─── Supplied data
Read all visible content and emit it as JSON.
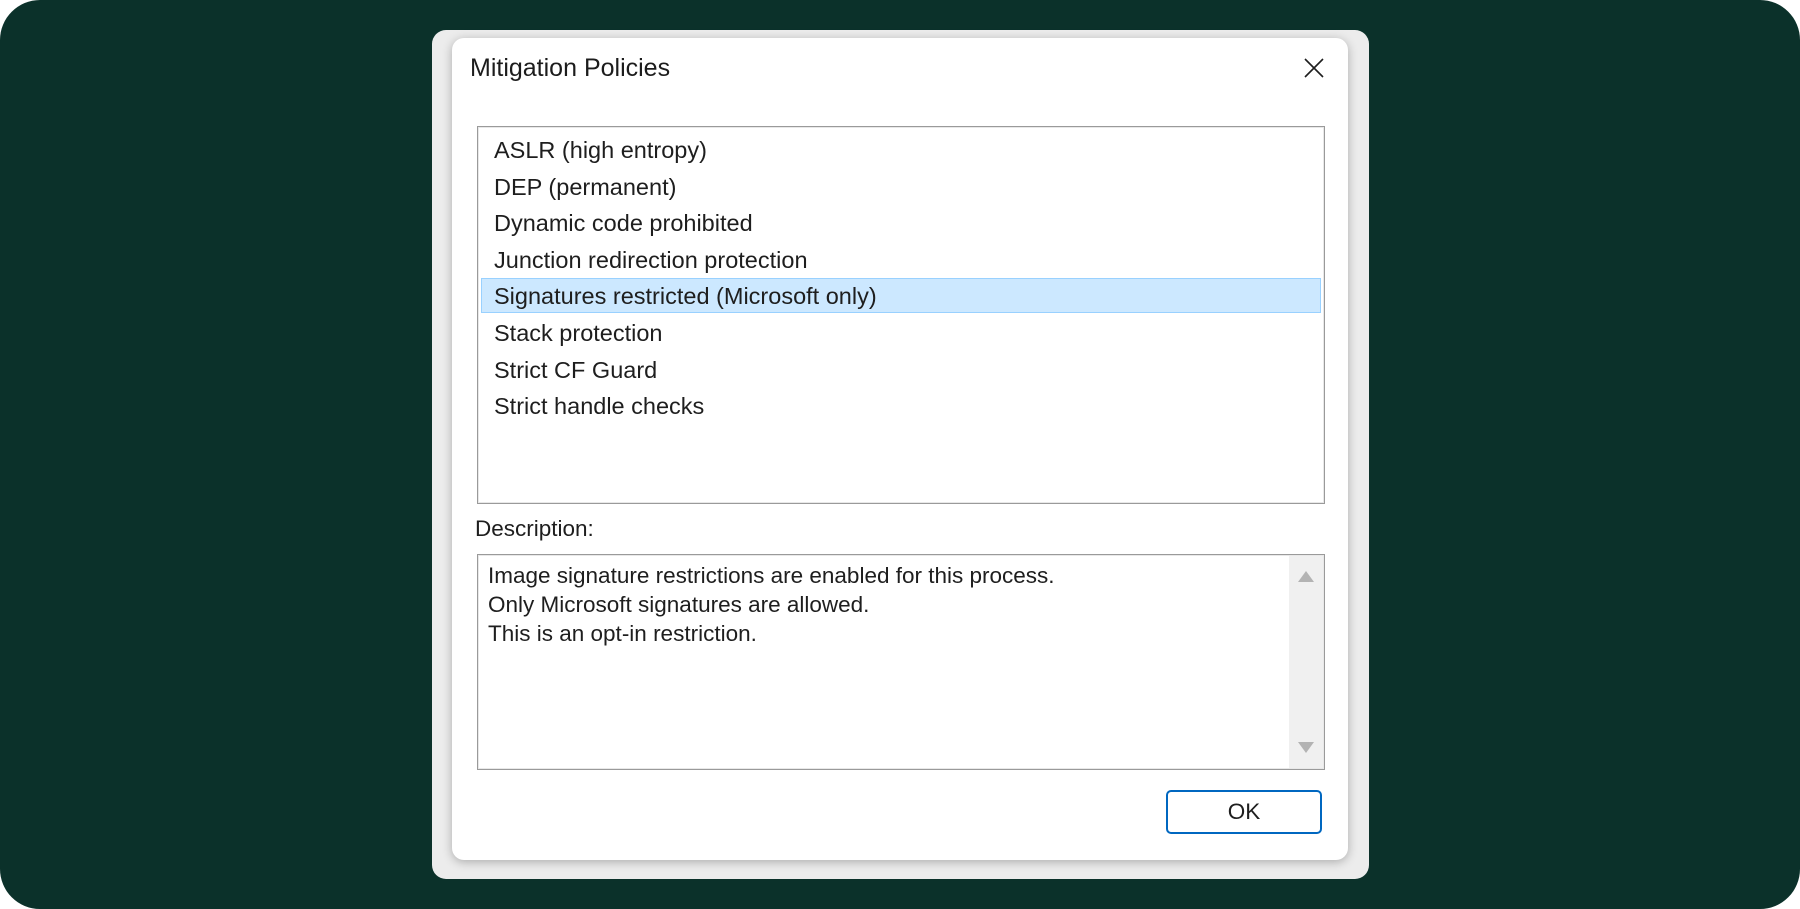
{
  "window": {
    "title": "Mitigation Policies",
    "close_icon": "close-icon"
  },
  "policies": {
    "items": [
      {
        "label": "ASLR (high entropy)",
        "selected": false
      },
      {
        "label": "DEP (permanent)",
        "selected": false
      },
      {
        "label": "Dynamic code prohibited",
        "selected": false
      },
      {
        "label": "Junction redirection protection",
        "selected": false
      },
      {
        "label": "Signatures restricted (Microsoft only)",
        "selected": true
      },
      {
        "label": "Stack protection",
        "selected": false
      },
      {
        "label": "Strict CF Guard",
        "selected": false
      },
      {
        "label": "Strict handle checks",
        "selected": false
      }
    ]
  },
  "description": {
    "label": "Description:",
    "lines": [
      "Image signature restrictions are enabled for this process.",
      "Only Microsoft signatures are allowed.",
      "This is an opt-in restriction."
    ]
  },
  "footer": {
    "ok_label": "OK"
  },
  "colors": {
    "background": "#0b312a",
    "selection": "#cce8ff",
    "selection_border": "#99d1ff",
    "accent": "#0067c0"
  }
}
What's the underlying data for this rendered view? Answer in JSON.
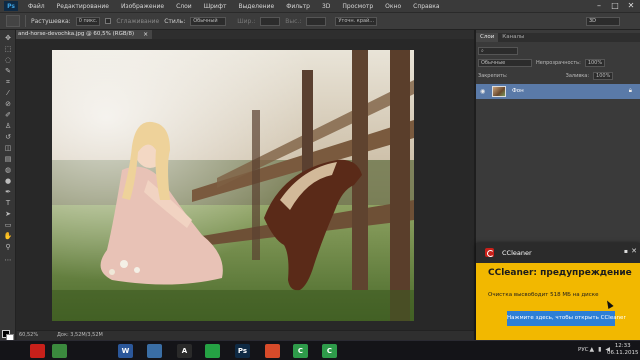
{
  "app": {
    "logo": "Ps"
  },
  "menu": [
    "Файл",
    "Редактирование",
    "Изображение",
    "Слои",
    "Шрифт",
    "Выделение",
    "Фильтр",
    "3D",
    "Просмотр",
    "Окно",
    "Справка"
  ],
  "options": {
    "feather_label": "Растушевка:",
    "feather_value": "0 пикс.",
    "antialias_label": "Сглаживание",
    "style_label": "Стиль:",
    "style_value": "Обычный",
    "width_label": "Шир.:",
    "height_label": "Выс.:",
    "refine_button": "Уточн. край...",
    "workspace_value": "3D"
  },
  "document": {
    "tab_title": "and-horse-devochka.jpg @ 60,5% (RGB/8)",
    "zoom": "60,52%",
    "doc_size": "Док: 3,52М/3,52М"
  },
  "panel": {
    "tabs": [
      "Слои",
      "Каналы"
    ],
    "blend_mode": "Обычные",
    "opacity_label": "Непрозрачность:",
    "opacity_value": "100%",
    "lock_label": "Закрепить:",
    "fill_label": "Заливка:",
    "fill_value": "100%",
    "layer_name": "Фон"
  },
  "toast": {
    "app_name": "CCleaner",
    "title": "CCleaner: предупреждение",
    "message": "Очистка высвободит 518 МБ на диске",
    "button": "Нажмите здесь, чтобы открыть CCleaner",
    "accent": "#f2b800"
  },
  "taskbar": {
    "icons": [
      {
        "name": "ccleaner-icon",
        "glyph": "",
        "color": "#c8201a"
      },
      {
        "name": "chrome-icon",
        "glyph": "",
        "color": "#3b8a3e"
      },
      {
        "name": "word-icon",
        "glyph": "W",
        "color": "#2b579a"
      },
      {
        "name": "maps-icon",
        "glyph": "",
        "color": "#3a6ea5"
      },
      {
        "name": "text-editor-icon",
        "glyph": "A",
        "color": "#2a2a2a"
      },
      {
        "name": "whatsapp-icon",
        "glyph": "",
        "color": "#25a244"
      },
      {
        "name": "photoshop-icon",
        "glyph": "Ps",
        "color": "#0f2a44"
      },
      {
        "name": "chrome-alt-icon",
        "glyph": "",
        "color": "#d84b2a"
      },
      {
        "name": "camtasia-icon",
        "glyph": "C",
        "color": "#2e9b4a"
      },
      {
        "name": "camtasia-recorder-icon",
        "glyph": "C",
        "color": "#2e9b4a"
      }
    ],
    "lang": "РУС",
    "time": "12:33",
    "date": "06.11.2015"
  }
}
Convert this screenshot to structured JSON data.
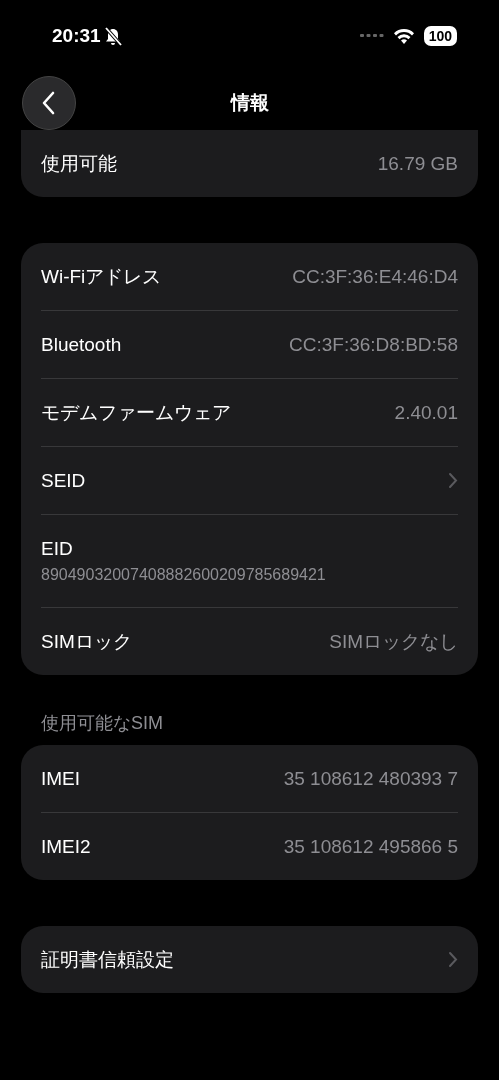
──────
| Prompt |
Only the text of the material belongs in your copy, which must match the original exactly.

| Solution to the exercise |
Read all visible content and emit it as JSON.
{
  "window": {
    "title": "Mitigation Policies",
    "close_icon": "close-icon"
  },
  "policies": {
    "items": [
      {
        "label": "ASLR (high entropy)",
        "selected": false
      },
      {
        "label": "DEP (permanent)",
        "selected": false
      },
      {
        "label": "Dynamic code prohibited",
        "selected": false
      },
      {
        "label": "Junction redirection protection",
        "selected": false
      },
      {
        "label": "Signatures restricted (Microsoft only)",
        "selected": true
      },
      {
        "label": "Stack protection",
        "selected": false
      },
      {
        "label": "Strict CF Guard",
        "selected": false
      },
      {
        "label": "Strict handle checks",
        "selected": false
      }
    ]
  },
  "description": {
    "label": "Description:",
    "lines": [
      "Image signature restrictions are enabled for this process.",
      "Only Microsoft signatures are allowed.",
      "This is an opt-in restriction."
    ]
  },
  "footer": {
    "ok_label": "OK"
  },
  "colors": {
    "background": "#0b312a",
    "selection": "#cce8ff",
    "selection_border": "#99d1ff",
    "accent": "#0067c0"
  }
}
What's the underlying data for this rendered view? Answer in JSON.
{
  "app": {
    "logo": "Ps"
  },
  "menu": [
    "Файл",
    "Редактирование",
    "Изображение",
    "Слои",
    "Шрифт",
    "Выделение",
    "Фильтр",
    "3D",
    "Просмотр",
    "Окно",
    "Справка"
  ],
  "options": {
    "feather_label": "Растушевка:",
    "feather_value": "0 пикс.",
    "antialias_label": "Сглаживание",
    "style_label": "Стиль:",
    "style_value": "Обычный",
    "width_label": "Шир.:",
    "height_label": "Выс.:",
    "refine_button": "Уточн. край...",
    "workspace_value": "3D"
  },
  "document": {
    "tab_title": "and-horse-devochka.jpg @ 60,5% (RGB/8)",
    "zoom": "60,52%",
    "doc_size": "Док: 3,52М/3,52М"
  },
  "panel": {
    "tabs": [
      "Слои",
      "Каналы"
    ],
    "blend_mode": "Обычные",
    "opacity_label": "Непрозрачность:",
    "opacity_value": "100%",
    "lock_label": "Закрепить:",
    "fill_label": "Заливка:",
    "fill_value": "100%",
    "layer_name": "Фон"
  },
  "toast": {
    "app_name": "CCleaner",
    "title": "CCleaner: предупреждение",
    "message": "Очистка высвободит 518 МБ на диске",
    "button": "Нажмите здесь, чтобы открыть CCleaner",
    "accent": "#f2b800"
  },
  "taskbar": {
    "icons": [
      {
        "name": "ccleaner-icon",
        "glyph": "",
        "color": "#c8201a"
      },
      {
        "name": "chrome-icon",
        "glyph": "",
        "color": "#3b8a3e"
      },
      {
        "name": "word-icon",
        "glyph": "W",
        "color": "#2b579a"
      },
      {
        "name": "maps-icon",
        "glyph": "",
        "color": "#3a6ea5"
      },
      {
        "name": "text-editor-icon",
        "glyph": "A",
        "color": "#2a2a2a"
      },
      {
        "name": "whatsapp-icon",
        "glyph": "",
        "color": "#25a244"
      },
      {
        "name": "photoshop-icon",
        "glyph": "Ps",
        "color": "#0f2a44"
      },
      {
        "name": "chrome-alt-icon",
        "glyph": "",
        "color": "#d84b2a"
      },
      {
        "name": "camtasia-icon",
        "glyph": "C",
        "color": "#2e9b4a"
      },
      {
        "name": "camtasia-recorder-icon",
        "glyph": "C",
        "color": "#2e9b4a"
      }
    ],
    "lang": "РУС",
    "time": "12:33",
    "date": "06.11.2015"
  }
}
Convert this screenshot to structured JSON data.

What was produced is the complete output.